The Court went on: “The statute criminalizes the recording of conversations that cannot be deemed private: a loud argument on the street, a political debate on a college quad, yelling fans at an athletic event, or any conversation loud enough that the speakers should expect to be heard by others. None of these examples implicate privacy interests, yet the statute makes it a felony to record each one. Judged in terms of the legislative purpose of protecting conversational privacy, the statute’s scope is simply too broad.” [Emphasis added.]
I’ve said it before and I’ll say it again, overall, we have a very good Supreme Court in this state. The statute in question is ridiculously unconstitutional. And the fact that Ms. Melongo served almost two years behind bars because of an over-zealous Cook County State’s Attorney is totally unconscionable. And State’s Attorney Anita Alvarez’s appeal defied all standards of decency and common sense.
The decisions are here and here.
- Posted by Rich Miller
* Scott Cisek, the executive director of the Cook County Democratic Party, was none too pleased with the Chicago Teachers Union this week…
The CTU was, of course, involved in the race to defeat several party-slated candidates, including Rep. Toni Berrios, the daughter of the county party chairman.
* Jerry Morrison handles campaigns for SEIU, which also worked to defeat Rep. Berrios.
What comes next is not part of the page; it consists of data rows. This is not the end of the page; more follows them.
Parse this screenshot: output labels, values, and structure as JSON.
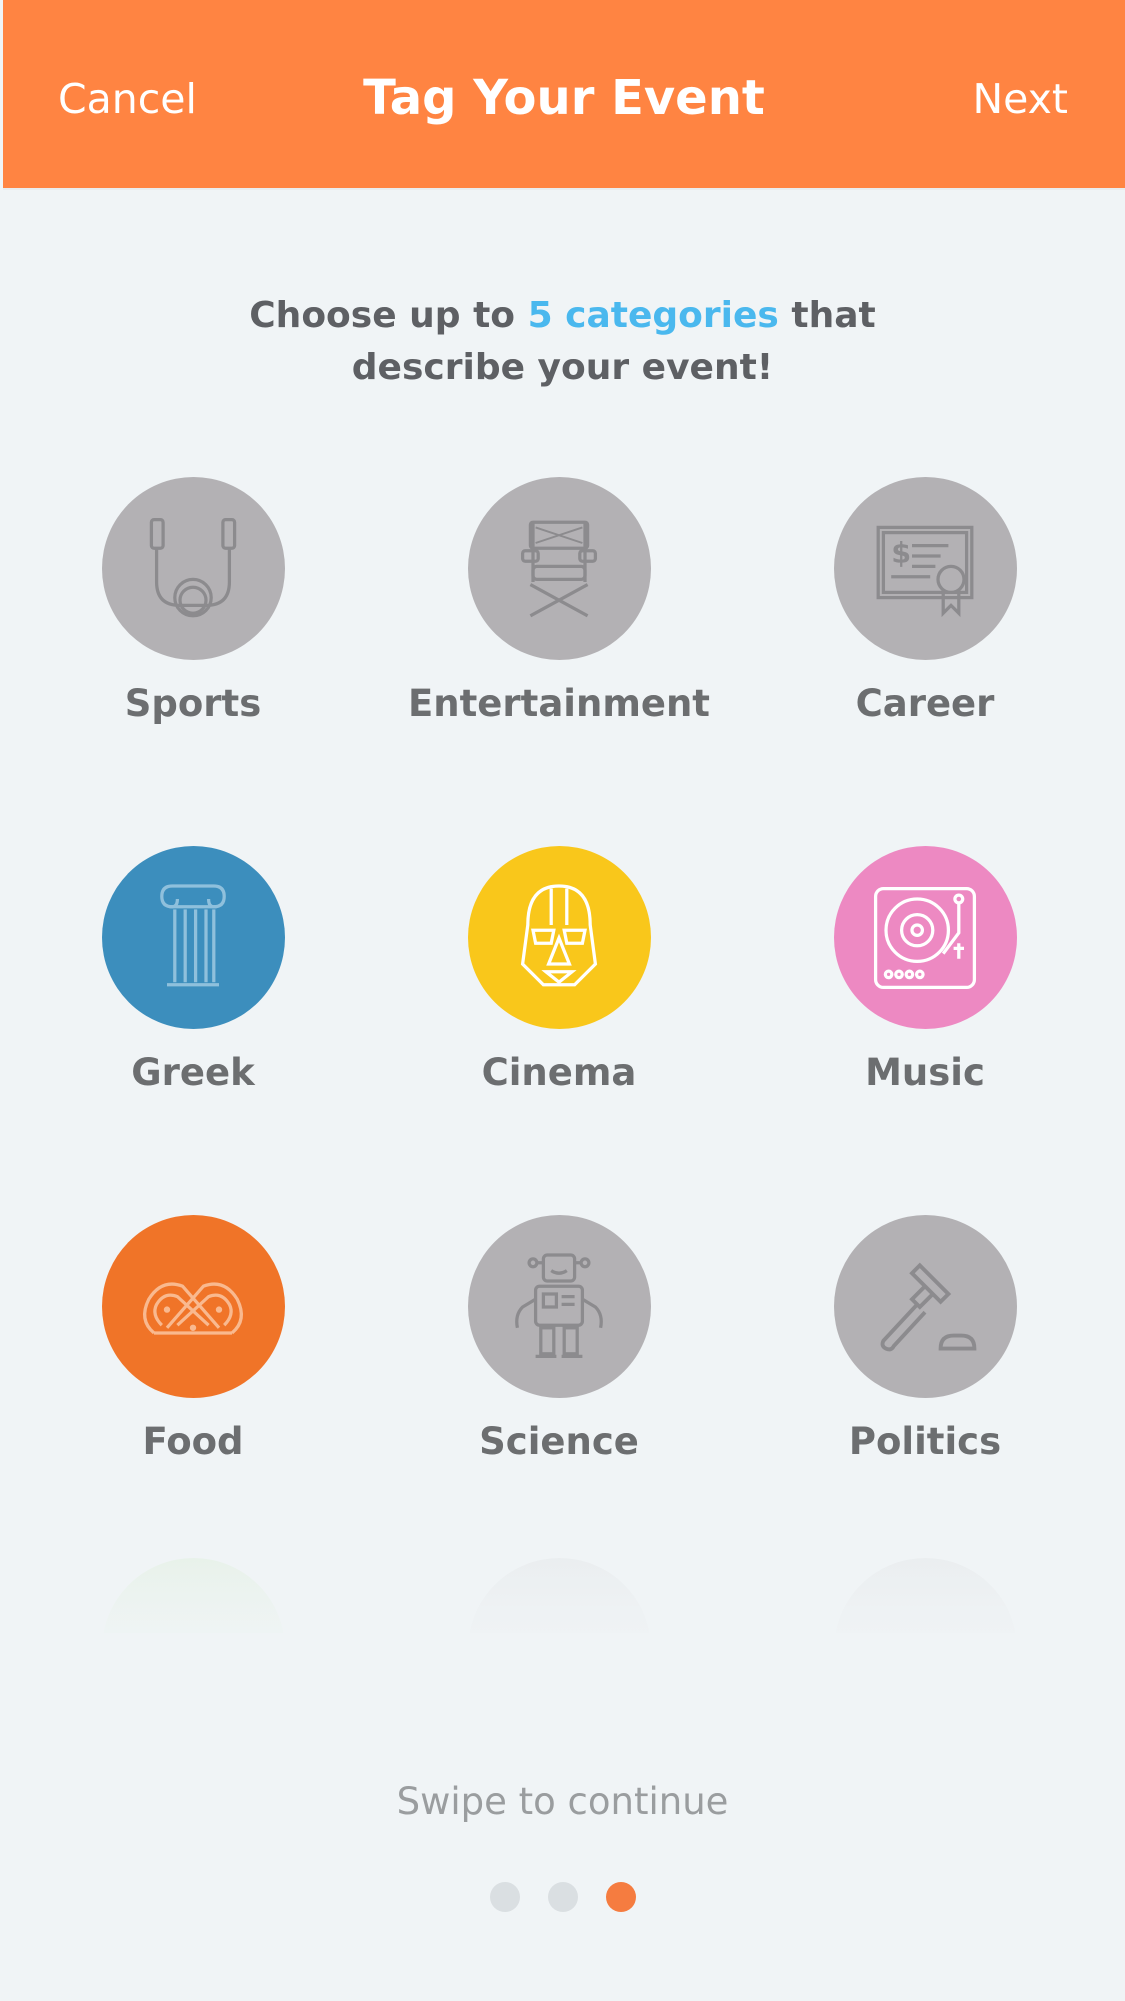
{
  "header": {
    "cancel_label": "Cancel",
    "title": "Tag Your Event",
    "next_label": "Next"
  },
  "intro": {
    "before": "Choose up to ",
    "highlight": "5 categories",
    "after": " that",
    "line2": "describe your event!"
  },
  "categories": [
    {
      "label": "Sports",
      "icon": "jump-rope-icon",
      "selected": false,
      "color": "#b3b1b4"
    },
    {
      "label": "Entertainment",
      "icon": "directors-chair-icon",
      "selected": false,
      "color": "#b3b1b4"
    },
    {
      "label": "Career",
      "icon": "certificate-icon",
      "selected": false,
      "color": "#b3b1b4"
    },
    {
      "label": "Greek",
      "icon": "column-icon",
      "selected": true,
      "color": "#3c8ebd"
    },
    {
      "label": "Cinema",
      "icon": "darth-vader-icon",
      "selected": true,
      "color": "#f9c71b"
    },
    {
      "label": "Music",
      "icon": "turntable-icon",
      "selected": true,
      "color": "#ed89c2"
    },
    {
      "label": "Food",
      "icon": "pretzel-icon",
      "selected": true,
      "color": "#f07428"
    },
    {
      "label": "Science",
      "icon": "robot-icon",
      "selected": false,
      "color": "#b3b1b4"
    },
    {
      "label": "Politics",
      "icon": "gavel-icon",
      "selected": false,
      "color": "#b3b1b4"
    }
  ],
  "footer": {
    "swipe_text": "Swipe to continue",
    "page_count": 3,
    "active_page": 3
  },
  "colors": {
    "header": "#ff8442",
    "accent_text": "#4ab8ee",
    "unselected": "#b3b1b4"
  }
}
Morrison fired back…
* Cisek’s retort…
Obviously, this split is gonna take a while to heal, particularly if Berrios remains chairman.
But I’d have to agree with Morrison that publicly criticizing a major and influential union after the election is over is probably not the best way to go here.
- Posted by Rich Miller
Visit our advertisers...
Search the 98th General Assembly By Bill Number
Search the 98th General Assembly By Keyword